If you had invested in Microsoft back in 1986, when they went public with their Initial Public Offering (IPO), you would have made 44,000% return on your investment (ROI). If you had invested $1000 in Microsoft then, it would be worth $44 million today. This is why Bill Gates is still the richest man in the world, he owned the majority of Microsoft when it went public some 29 years ago.
Stories like this aren’t uncommon. Pretty much every publicly listed silicon valley company started off like Microsoft, and consequentially has amazingly wealthy founders. And thanks to stock markets, the ability to invest in other people’s good ideas and hard work is available to anyone.
There are many books, websites and careers based on investing in the stock market. So for this introductory post on the subject, I will simply say this: Invest in what you know.

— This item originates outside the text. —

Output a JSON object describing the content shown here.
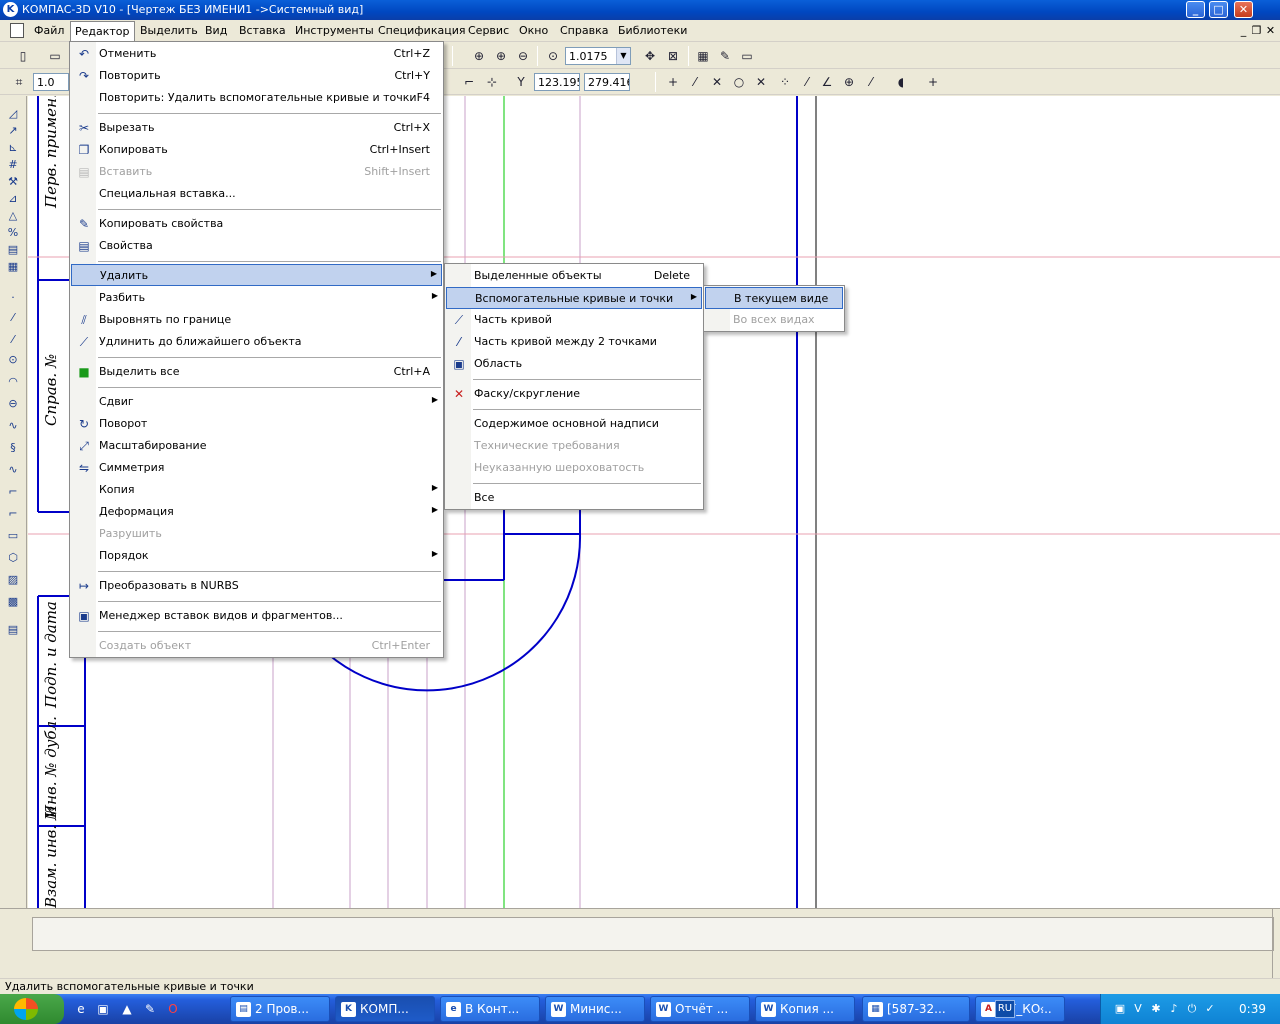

To better illustrate this concept, consider this story that took place in the 1930’s. It was a party that a celebrated banker was throwing, he invited his business clients and colleagues. At the time, women weren’t involved in money matters much, especially the money matters of their extremely wealthy husbands. But the banker’s wife had inherited a small fortune from the death of a relative and wanted to grow the money herself.
She knew from listening to her husband and his friends talking about investing all the time that putting her money in the stock market was the best way to grow it. She saw one of her husband’s investment friends, Benjamin Graham, who at the time was a well respected investor (who later went on to define value investing, and teach other greats, like Warren Buffet).

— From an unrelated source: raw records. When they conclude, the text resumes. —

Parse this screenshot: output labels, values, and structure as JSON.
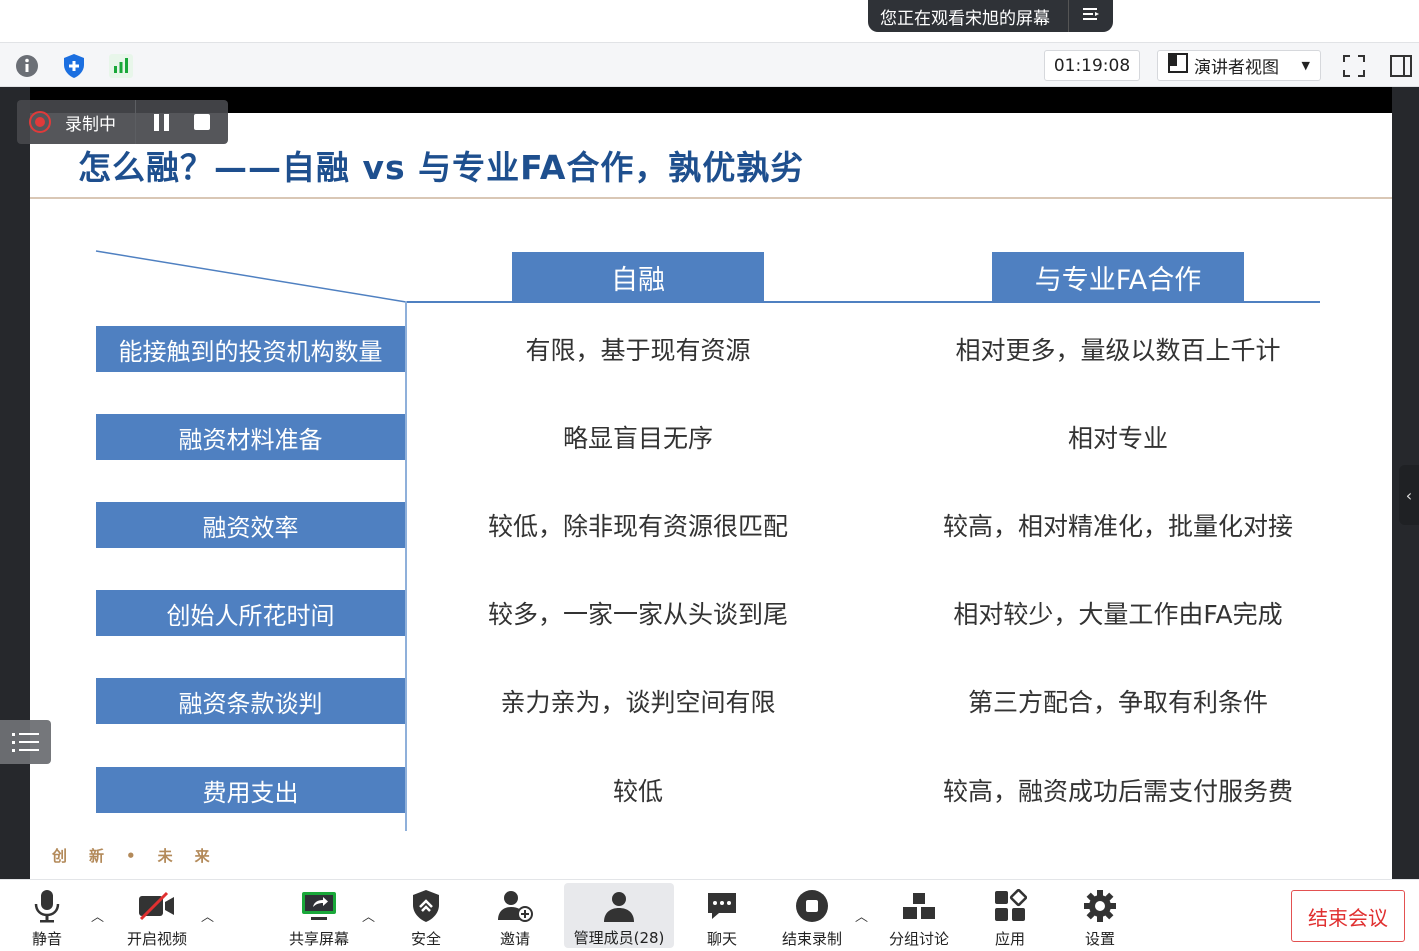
{
  "banner": {
    "watching_text": "您正在观看宋旭的屏幕",
    "menu_icon": "list-icon"
  },
  "toolbar": {
    "icons": [
      "info-icon",
      "shield-icon",
      "signal-icon",
      "fullscreen-icon",
      "side-panel-icon"
    ],
    "timer": "01:19:08",
    "view_label": "演讲者视图"
  },
  "recording": {
    "label": "录制中"
  },
  "slide": {
    "title": "怎么融？——自融 vs 与专业FA合作，孰优孰劣",
    "columns": [
      "自融",
      "与专业FA合作"
    ],
    "rows": [
      {
        "label": "能接触到的投资机构数量",
        "self": "有限，基于现有资源",
        "fa": "相对更多，量级以数百上千计"
      },
      {
        "label": "融资材料准备",
        "self": "略显盲目无序",
        "fa": "相对专业"
      },
      {
        "label": "融资效率",
        "self": "较低，除非现有资源很匹配",
        "fa": "较高，相对精准化，批量化对接"
      },
      {
        "label": "创始人所花时间",
        "self": "较多，一家一家从头谈到尾",
        "fa": "相对较少，大量工作由FA完成"
      },
      {
        "label": "融资条款谈判",
        "self": "亲力亲为，谈判空间有限",
        "fa": "第三方配合，争取有利条件"
      },
      {
        "label": "费用支出",
        "self": "较低",
        "fa": "较高，融资成功后需支付服务费"
      }
    ],
    "motto": "创新•未来"
  },
  "bottombar": {
    "items": [
      {
        "label": "静音",
        "icon": "microphone-icon"
      },
      {
        "label": "开启视频",
        "icon": "video-off-icon"
      },
      {
        "label": "共享屏幕",
        "icon": "share-screen-icon"
      },
      {
        "label": "安全",
        "icon": "security-shield-icon"
      },
      {
        "label": "邀请",
        "icon": "invite-user-icon"
      },
      {
        "label": "管理成员(28)",
        "icon": "members-icon"
      },
      {
        "label": "聊天",
        "icon": "chat-icon"
      },
      {
        "label": "结束录制",
        "icon": "stop-record-icon"
      },
      {
        "label": "分组讨论",
        "icon": "breakout-icon"
      },
      {
        "label": "应用",
        "icon": "apps-icon"
      },
      {
        "label": "设置",
        "icon": "gear-icon"
      }
    ],
    "end_label": "结束会议"
  },
  "colors": {
    "accent_blue": "#4f80c1",
    "title_blue": "#1e4f8e",
    "end_red": "#e03030",
    "rec_red": "#e03a3a"
  }
}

The banker’s wife asked Benjamin, “What should I invest my money in?” to which Benjamin answered, “never invest your money into something you don’t understand. Invest your money in something you not only understand, but use every day.”
No one knew what the banker’s wife did with her money. Decades later, after her death, it was discovered that she had made a massive fortune, much more than her husband ever made, on the stock market. As it turned out, she followed Benjamin’s advice directly and invested in a revolutionary idea that she was uniquely positioned to appreciate, Tampax, the first makers of modern tampons.
If you don’t know what you’re investing in, you are literally relying on luck. It is possible that some solar panel company that just started up is going to go somewhere, but unless you know about solar technology, or how that industry works, all you can do is hope to get lucky, because you don’t understand what needs to happen for a company to be successful in the solar energy market.
I can’t tell you how much the concept of investing in what you know has changed my money outlook. I have invested in Google, and Visa because I use their products almost every day and I understand how their business models work. I love Netflix, and am very happy that I invested in them 5 years ago, before everyone had a subscription.*
In fact, all my dud investments (and there are a lot of them) have all been in companies I didn’t use or understand.
If you have some extra money you want to play with, and a couple good investment ideas that you personally use daily, then there is no shortage of companies for you to invest in. This means that if you love comic books and video games, invest in Disney (as they own Marvel now, and Star Wars, and have bankrolled all the big superhero movies in recent years). Like playing video games? Put your money where your mouth is, EA and Activision are on the Nasdaq, so is Sony and Xbox. Making lots of money with your home made goods business on Etsy or eBay? Maybe your unique experience makes investing in those companies a good idea to you.
A little more grown up than games and comics, and short of ideas? You should pay for an annual subscription to a publication that analyses individual companies for you. I have subscribed to the Motley Fool before, and indeed, that’s where I first read about investing in Netflix or Marvel. It is a great way to read about what other investors have to say about a lot of popular, and up and coming companies.
* As a full disclosure, I currently own shares in Disney, Google, Netflix and Visa. Though they have been a good investment for me over the years, they might treat you differently tomorrow.